[[ DATA PROVIDED, beginning ]]

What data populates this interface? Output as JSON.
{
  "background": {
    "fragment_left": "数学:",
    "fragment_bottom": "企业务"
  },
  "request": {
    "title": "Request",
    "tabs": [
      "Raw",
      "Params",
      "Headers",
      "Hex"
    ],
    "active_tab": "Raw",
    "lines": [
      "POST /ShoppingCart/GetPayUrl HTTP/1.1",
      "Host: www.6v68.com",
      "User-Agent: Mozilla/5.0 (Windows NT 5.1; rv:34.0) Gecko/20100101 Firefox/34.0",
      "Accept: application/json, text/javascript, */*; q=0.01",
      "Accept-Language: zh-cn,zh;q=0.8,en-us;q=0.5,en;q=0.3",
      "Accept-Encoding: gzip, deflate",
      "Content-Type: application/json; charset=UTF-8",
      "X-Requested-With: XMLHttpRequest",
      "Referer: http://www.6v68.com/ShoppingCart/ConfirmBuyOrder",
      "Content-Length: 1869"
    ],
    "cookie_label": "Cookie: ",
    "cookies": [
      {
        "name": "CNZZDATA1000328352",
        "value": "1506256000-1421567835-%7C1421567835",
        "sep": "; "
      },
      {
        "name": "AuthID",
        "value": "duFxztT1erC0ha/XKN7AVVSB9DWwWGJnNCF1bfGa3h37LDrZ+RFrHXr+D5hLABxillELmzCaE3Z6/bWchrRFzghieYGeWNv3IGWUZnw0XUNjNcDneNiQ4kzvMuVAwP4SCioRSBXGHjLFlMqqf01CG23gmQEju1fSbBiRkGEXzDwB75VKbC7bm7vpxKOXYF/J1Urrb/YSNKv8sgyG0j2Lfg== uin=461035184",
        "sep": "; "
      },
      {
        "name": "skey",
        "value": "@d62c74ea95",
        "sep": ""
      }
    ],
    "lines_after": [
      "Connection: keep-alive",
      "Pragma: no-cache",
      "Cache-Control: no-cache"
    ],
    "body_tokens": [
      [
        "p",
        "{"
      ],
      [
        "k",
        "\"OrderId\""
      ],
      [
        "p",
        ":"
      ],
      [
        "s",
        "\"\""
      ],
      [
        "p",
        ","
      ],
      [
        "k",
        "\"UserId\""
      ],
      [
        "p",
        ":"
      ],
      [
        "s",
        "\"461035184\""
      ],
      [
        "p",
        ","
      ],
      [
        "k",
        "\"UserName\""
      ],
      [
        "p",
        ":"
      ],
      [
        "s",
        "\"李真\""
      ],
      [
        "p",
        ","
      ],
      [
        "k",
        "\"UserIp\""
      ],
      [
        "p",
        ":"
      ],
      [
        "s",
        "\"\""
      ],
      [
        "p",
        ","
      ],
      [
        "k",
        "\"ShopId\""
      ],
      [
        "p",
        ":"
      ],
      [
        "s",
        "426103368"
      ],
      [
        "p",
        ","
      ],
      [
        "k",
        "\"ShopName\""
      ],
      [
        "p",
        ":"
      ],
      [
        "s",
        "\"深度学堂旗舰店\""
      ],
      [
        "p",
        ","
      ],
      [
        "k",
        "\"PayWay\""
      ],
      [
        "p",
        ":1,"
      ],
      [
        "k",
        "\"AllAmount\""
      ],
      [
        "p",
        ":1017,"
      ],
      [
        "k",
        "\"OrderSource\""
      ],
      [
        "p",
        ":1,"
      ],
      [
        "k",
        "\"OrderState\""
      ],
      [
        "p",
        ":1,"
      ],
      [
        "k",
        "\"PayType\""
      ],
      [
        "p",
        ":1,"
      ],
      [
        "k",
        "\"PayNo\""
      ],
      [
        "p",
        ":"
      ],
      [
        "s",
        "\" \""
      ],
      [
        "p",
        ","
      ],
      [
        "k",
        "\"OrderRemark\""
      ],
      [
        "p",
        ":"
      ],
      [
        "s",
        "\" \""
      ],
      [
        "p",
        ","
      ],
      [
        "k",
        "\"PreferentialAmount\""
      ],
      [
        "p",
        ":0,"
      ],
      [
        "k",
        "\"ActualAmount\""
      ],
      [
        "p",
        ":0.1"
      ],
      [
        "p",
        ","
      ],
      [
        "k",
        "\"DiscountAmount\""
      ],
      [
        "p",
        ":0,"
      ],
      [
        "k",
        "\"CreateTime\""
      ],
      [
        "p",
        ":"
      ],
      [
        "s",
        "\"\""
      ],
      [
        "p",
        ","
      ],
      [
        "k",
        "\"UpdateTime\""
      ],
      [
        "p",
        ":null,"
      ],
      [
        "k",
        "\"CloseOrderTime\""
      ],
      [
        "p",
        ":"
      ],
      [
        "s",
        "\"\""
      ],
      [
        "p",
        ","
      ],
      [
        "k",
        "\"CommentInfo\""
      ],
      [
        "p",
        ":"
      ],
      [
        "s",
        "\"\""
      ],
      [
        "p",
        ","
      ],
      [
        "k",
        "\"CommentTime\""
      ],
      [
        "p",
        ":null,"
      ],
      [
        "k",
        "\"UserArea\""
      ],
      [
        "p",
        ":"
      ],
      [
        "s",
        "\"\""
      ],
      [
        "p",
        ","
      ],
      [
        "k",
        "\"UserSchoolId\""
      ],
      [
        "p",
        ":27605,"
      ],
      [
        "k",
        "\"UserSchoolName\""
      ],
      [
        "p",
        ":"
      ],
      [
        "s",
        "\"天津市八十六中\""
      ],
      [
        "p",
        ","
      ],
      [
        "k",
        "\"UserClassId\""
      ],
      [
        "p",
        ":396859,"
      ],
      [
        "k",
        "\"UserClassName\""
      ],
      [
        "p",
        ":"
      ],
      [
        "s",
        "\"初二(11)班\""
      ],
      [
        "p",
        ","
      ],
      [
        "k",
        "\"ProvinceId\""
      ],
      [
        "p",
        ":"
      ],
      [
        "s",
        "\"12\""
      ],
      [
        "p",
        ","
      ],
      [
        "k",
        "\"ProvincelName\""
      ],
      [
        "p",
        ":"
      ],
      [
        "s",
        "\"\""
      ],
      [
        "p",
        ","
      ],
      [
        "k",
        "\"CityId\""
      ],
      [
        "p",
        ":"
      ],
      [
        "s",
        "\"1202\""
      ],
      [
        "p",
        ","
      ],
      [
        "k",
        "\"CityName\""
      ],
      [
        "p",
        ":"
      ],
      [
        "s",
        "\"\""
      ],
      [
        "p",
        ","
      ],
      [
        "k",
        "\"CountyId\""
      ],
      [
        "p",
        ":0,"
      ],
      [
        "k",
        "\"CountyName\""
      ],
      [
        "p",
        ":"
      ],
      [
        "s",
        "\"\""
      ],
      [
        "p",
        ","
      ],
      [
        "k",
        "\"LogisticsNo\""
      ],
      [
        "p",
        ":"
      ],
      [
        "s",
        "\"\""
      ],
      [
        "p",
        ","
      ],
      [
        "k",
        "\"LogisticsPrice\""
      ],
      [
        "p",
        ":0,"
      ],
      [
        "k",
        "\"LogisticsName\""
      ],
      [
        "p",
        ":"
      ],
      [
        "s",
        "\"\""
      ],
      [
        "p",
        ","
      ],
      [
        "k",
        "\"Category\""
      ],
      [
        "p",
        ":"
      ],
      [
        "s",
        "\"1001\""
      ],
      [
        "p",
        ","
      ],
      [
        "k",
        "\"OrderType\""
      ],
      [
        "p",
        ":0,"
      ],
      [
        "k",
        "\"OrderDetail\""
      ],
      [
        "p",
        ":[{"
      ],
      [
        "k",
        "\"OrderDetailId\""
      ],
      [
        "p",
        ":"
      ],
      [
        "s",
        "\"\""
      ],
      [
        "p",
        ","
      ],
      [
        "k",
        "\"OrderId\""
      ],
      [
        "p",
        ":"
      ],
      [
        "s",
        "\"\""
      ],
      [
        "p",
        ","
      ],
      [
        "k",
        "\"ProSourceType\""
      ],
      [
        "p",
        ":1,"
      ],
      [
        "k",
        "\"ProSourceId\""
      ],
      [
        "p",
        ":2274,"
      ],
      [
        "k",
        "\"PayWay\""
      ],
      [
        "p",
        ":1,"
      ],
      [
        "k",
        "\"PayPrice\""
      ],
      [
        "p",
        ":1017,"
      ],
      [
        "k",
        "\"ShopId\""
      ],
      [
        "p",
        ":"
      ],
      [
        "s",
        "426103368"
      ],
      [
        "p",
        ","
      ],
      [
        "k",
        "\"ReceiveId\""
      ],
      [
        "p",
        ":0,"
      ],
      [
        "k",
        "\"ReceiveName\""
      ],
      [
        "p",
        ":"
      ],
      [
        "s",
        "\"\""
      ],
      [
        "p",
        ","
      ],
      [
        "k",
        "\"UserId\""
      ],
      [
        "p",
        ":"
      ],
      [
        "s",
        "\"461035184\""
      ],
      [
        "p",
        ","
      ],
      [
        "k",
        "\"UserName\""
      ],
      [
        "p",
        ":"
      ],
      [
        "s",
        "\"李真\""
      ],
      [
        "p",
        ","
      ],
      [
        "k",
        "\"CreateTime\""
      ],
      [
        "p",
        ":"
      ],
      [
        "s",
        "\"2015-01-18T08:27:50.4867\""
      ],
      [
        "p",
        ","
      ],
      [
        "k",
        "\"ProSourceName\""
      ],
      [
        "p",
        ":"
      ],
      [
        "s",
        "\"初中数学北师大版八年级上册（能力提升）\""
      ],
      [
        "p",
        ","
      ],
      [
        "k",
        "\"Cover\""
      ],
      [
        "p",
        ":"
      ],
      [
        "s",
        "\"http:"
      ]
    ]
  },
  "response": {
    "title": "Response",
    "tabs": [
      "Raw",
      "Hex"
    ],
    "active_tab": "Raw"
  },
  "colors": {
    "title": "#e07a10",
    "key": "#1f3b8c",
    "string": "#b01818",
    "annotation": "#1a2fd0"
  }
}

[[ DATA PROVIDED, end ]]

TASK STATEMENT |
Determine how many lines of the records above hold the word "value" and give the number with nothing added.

ANSWER SPACE |
3